“I think it’s fair to say the interconnect issue is one of the most difficult challenges in the entire field of engineering,” said Stephen Luce, IITC 2006 publicity chairman and IBM distinguished engineer and chief technical executive for the company’s Essex Junction, VT, wafer fab.
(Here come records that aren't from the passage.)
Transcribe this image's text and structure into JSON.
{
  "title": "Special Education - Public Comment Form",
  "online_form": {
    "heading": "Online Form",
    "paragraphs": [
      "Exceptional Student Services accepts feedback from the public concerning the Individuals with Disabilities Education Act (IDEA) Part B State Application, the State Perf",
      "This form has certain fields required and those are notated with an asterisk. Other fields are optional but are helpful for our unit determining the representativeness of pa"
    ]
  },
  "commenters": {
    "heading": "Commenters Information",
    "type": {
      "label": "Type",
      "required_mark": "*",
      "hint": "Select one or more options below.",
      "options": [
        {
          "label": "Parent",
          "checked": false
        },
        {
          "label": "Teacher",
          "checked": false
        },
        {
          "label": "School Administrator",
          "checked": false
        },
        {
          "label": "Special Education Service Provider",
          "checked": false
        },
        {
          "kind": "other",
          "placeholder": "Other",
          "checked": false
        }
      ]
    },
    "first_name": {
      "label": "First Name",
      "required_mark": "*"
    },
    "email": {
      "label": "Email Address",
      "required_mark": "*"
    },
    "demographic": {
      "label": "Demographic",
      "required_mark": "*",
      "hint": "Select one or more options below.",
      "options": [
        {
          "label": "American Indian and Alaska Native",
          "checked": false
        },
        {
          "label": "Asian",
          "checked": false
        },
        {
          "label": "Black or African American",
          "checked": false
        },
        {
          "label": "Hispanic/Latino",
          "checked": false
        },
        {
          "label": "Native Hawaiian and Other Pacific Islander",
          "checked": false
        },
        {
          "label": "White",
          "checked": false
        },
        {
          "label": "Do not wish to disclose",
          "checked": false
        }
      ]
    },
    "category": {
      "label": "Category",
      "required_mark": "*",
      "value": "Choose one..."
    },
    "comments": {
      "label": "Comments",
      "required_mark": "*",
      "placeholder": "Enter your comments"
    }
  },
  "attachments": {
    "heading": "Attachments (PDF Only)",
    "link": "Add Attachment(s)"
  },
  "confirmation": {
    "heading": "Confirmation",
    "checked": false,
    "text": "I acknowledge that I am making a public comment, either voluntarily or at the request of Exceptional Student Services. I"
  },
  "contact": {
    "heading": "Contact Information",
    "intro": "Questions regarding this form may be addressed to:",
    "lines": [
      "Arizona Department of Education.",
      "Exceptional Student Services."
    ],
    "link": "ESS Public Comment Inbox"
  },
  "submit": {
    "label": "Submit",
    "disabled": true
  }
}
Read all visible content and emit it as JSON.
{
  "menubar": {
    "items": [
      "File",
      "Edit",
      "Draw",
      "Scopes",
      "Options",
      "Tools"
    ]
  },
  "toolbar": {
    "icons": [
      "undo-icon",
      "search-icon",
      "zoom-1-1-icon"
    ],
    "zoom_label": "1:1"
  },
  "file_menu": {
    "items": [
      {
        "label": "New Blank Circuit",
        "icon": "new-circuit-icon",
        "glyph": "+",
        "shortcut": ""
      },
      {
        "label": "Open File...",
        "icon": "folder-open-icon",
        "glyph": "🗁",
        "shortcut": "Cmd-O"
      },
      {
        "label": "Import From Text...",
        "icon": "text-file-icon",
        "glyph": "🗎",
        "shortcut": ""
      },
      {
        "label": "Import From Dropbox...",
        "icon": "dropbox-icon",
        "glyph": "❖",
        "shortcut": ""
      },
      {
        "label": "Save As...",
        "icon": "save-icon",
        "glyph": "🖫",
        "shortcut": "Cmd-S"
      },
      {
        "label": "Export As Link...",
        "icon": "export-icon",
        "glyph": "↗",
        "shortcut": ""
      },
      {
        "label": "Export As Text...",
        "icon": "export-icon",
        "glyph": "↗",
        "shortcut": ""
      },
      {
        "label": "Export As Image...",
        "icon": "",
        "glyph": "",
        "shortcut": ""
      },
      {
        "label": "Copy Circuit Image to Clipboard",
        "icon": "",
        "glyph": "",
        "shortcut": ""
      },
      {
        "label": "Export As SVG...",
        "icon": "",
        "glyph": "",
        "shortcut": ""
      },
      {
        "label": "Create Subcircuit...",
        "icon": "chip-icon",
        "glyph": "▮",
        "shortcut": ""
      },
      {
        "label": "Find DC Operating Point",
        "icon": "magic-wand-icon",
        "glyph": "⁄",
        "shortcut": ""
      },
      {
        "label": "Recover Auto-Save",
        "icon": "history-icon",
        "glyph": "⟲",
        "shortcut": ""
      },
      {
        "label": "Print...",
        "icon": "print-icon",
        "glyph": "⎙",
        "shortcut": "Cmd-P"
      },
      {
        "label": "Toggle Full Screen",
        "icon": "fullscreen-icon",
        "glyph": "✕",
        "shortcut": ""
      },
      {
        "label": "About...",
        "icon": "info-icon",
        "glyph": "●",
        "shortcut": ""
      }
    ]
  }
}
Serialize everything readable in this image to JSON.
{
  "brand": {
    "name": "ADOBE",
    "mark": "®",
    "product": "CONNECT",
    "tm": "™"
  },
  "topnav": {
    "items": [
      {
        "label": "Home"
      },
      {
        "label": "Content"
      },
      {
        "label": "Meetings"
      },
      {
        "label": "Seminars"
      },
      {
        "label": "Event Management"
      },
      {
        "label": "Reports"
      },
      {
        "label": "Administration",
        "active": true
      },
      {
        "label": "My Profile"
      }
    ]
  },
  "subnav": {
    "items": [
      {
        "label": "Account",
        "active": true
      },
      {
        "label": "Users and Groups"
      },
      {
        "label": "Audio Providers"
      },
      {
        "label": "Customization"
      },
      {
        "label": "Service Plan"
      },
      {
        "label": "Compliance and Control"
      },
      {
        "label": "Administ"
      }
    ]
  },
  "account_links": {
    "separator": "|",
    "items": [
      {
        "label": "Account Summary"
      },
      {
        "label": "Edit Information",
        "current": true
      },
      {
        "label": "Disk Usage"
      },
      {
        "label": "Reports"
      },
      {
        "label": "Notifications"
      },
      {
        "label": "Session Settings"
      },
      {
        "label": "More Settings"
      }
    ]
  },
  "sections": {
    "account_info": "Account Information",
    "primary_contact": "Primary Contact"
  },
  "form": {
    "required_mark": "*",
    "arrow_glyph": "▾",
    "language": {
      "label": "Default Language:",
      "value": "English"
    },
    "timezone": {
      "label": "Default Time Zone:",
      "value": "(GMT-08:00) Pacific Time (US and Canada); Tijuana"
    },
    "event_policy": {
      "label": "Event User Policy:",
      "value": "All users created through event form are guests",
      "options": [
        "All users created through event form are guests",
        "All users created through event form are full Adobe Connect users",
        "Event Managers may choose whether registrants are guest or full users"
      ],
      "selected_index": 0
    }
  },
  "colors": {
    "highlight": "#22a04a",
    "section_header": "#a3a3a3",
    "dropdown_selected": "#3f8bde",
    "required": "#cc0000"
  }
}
Nevertheless, one does not have to look far along the exponential growth curve to the point where billions, rather than millions of transistors will be packed onto a chip, with concomitant stresses on speed and bandwidth. The International Technology Roadmap for Semiconductors projects that chipboard speed will approach 56 GHz when feature sizes shrink to 18 nm, which implies that new interconnect technologies will be required, according to Oluwafemi Ogunsola, a graduate research assistant and doctoral student at Georgia Tech (Atlanta, GA). Ogunsola and colleagues will present encouraging initial results for an optical approach to out-of-plane interconnection method between chip and board, at next month’s meeting. Unlike most such designs, however, the Georgia Tech method does not depend on a quasi-free-space transmission1.
The effectiveness of free-space solutions is limited in part by shifting alignment between chip and board due to differing coefficients of thermal expansion. So Ogunsola and colleagues propose using optical waveguides (light pipes) instead, made of a polymer that can flex to accommodate thermally induced alignment shifts. Since optical waveguides can carry higher bandwidths than electrical wires of the same size, the researchers also suggest using the light pipes to replace electrical interconnect pins (see figure). Metal coating on the exterior of the light pipes would conduct electricity along the periphery, while fiber in the core would guide optical signals.
Down, over, and up
So far they have demonstrated coupling through the light pipes to send signals from the board up into the pillar and vice versa, and they’ve also demonstrated optical coupling in a “U” shape, down one pillar, horizontally along the board, and up through another pillar. The key factor in doing this, Ogunsola said, was to come up with a repeatable method for precise fabrication of the angled mirrors needed to bend the optical signals 90° to couple from board to pillar and vice versa.
While 45° mirrors would be the intuitive choice for such a task for multimode fiber (a grating coupler would be required for single-mode), attempting to precisely fabricate such mirrors using existing processes would leave a degree of surface roughness that would render them unusable. Therefore, the Georgia Tech researchers chose to etch (100)-oriented silicon so as to reveal the (111) plane instead, which is naturally angled at 54.47°, Ogunsola said. Once the etched surface was metalized to make it reflective, the researchers found that 90° bending of light was still achieved due to confinement of the reflected light within the shaft of the waveguide, which demonstrates useful tolerance for mirror manufacturing. The next step in the research is to quantify the coupling efficiency, which is expected to be on the order of 80%.
Hassaun A. Jones-Bey
1. O. O. Ogunsola et al., 2006 IEEE Int’l. Interconnect Tech. Conf. (IITC), June 2006.